The Community First Choice Option (CFC) is a program offering personal care and other services that was authorized by the Affordable Care Act in 2010. The purpose of creating this program was to make it easier for individual states to offer community and home-based care services to those who receive Medicaid benefits. States were given the option to participate.
On July 1 of this year, Washington State’s Health Care Authority officially approved the implementation of the CFC program for our state to provide benefits for more Medicaid recipients in addition to the Medicaid Personal Care and the COPES programs. The Washington State Department of Social and Health Services (DSHS) is in charge of CFC administration. Washington will receive a significant increase in federal funding for CFC expenditures as a result of implementing the plan. Receipt of more federal dollars means less (or nothing!) for you to pay.
Now that CFC has come to Washington, what does it mean for you? In part one of this two-part blog series we will explain exactly what Washington State’s new Community First Choice Program is and describe what kinds of services it offers.
What does it do?
The CFC amendment to Washington’s Medicaid program allows the state to offer more extensive personal care benefits for those in a community setting (as opposed to an institutional setting). The goal is to provide qualifying Medicaid beneficiaries with far more flexibility and control over their care and to allow those who would otherwise need to be institutionalized to afford to live in a home setting. Most people would rather live at home, or at least in a very minimally institutional setting. The CFC program gives Elder Law Group even more latitude to advocate on your behalf to ensure that you get the care you need in the environment you desire.
CFC provides a wealth of home and community services for Medicaid beneficiaries who qualify for the program. When you apply, you will undergo a CARE (Comprehensive Assessment Reporting Evaluation) assessment by DSHS’ Home and Community Services department (HCS) to determine your physical needs and ability to care for yourself.

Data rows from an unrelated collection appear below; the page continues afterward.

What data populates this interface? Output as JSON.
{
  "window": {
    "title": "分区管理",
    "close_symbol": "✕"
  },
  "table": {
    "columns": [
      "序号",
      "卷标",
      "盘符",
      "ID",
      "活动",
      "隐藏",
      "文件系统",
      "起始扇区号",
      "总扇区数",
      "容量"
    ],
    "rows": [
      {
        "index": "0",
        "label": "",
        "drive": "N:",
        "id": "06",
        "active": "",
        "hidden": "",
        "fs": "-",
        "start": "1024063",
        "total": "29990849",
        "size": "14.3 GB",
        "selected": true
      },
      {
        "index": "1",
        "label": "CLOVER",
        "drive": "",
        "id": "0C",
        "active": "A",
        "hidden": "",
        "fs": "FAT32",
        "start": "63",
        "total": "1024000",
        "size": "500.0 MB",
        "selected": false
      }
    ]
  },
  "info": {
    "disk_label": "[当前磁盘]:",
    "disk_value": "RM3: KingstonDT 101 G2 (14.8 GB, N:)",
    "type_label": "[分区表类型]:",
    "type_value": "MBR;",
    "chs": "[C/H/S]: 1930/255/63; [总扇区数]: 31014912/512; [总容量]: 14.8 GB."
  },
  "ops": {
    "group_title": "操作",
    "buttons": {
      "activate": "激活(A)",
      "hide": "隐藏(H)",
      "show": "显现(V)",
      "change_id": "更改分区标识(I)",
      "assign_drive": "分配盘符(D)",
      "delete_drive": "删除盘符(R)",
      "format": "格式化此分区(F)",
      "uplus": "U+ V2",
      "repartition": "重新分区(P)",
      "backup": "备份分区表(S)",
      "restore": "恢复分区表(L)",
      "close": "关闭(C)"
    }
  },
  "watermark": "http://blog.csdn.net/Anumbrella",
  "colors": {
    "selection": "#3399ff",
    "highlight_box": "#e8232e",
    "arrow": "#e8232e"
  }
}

Based on your assessed needs, HCS will choose the services that are right for you. These services are meant to help you with both your activities of daily living (ADLs—like using the toilet or showering), and your instrumental activities of daily living (IADLs—like shopping or managing money). They can range from direct personal care to training for self-care. CFC will also provide assistive technologies to help you maintain your independence. For a full list of the types of services available to you under the CFC program, check out the CFC Q&A document provided at the end of this blog.
Washington’s new CFC program could mean the difference between living the life you want to live at home and having no choice but to utilize institutional care. Elder Law Group understands how important it is to you and your family to both properly and affordably provide for your health and living needs. We can help you decide if the CFC program or some other form of Long-Term Care benefit is right for you and your family. Applying, qualifying and maintaining your eligibility for these benefits can be an arduous and stressful process. We would be pleased to provide you with application assistance, counseling and planning for asset preservation as well as advocacy for the Medicaid benefits you need!
Please do not hesitate to contact Elder Law Group with any questions at (509) 468-0551. Feel free to follow the link below to check out a detailed CFC Q&A document to learn more about the program. And remember to check out Part 2 of this blog series where we will explain more about who exactly is eligible for CFC and what costs you can expect depending on your situation. Coming soon!